▼

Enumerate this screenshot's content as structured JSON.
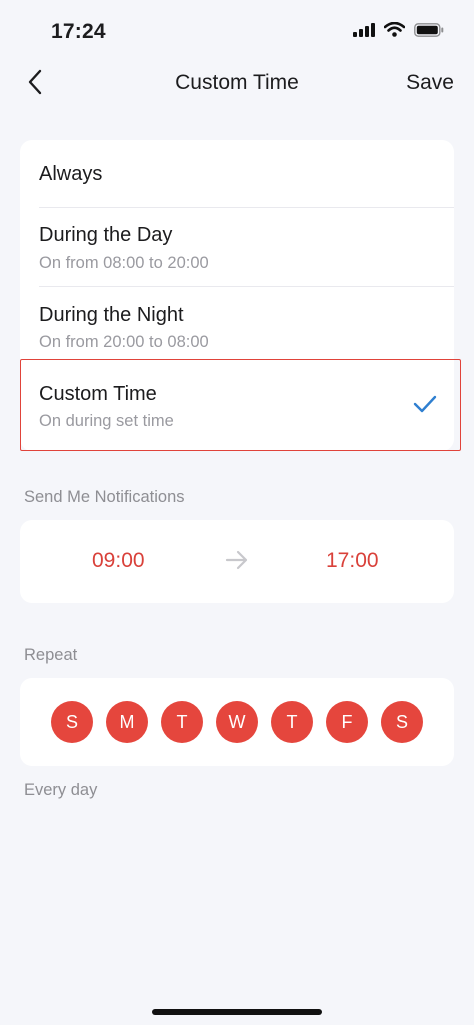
{
  "status_bar": {
    "time": "17:24"
  },
  "header": {
    "title": "Custom Time",
    "save_label": "Save"
  },
  "options": [
    {
      "title": "Always"
    },
    {
      "title": "During the Day",
      "subtitle": "On from 08:00 to 20:00"
    },
    {
      "title": "During the Night",
      "subtitle": "On from 20:00 to 08:00"
    },
    {
      "title": "Custom Time",
      "subtitle": "On during set time",
      "selected": true
    }
  ],
  "notifications": {
    "label": "Send Me Notifications",
    "start_time": "09:00",
    "end_time": "17:00"
  },
  "repeat": {
    "label": "Repeat",
    "days": [
      "S",
      "M",
      "T",
      "W",
      "T",
      "F",
      "S"
    ],
    "summary": "Every day"
  },
  "colors": {
    "accent_red": "#e5463d",
    "time_text": "#d9413a",
    "check_blue": "#2f7fd0",
    "highlight_border": "#e0433a"
  }
}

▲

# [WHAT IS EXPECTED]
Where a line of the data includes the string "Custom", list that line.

# [RESPONSE BELOW]
    "title": "Custom Time",
      "title": "Custom Time",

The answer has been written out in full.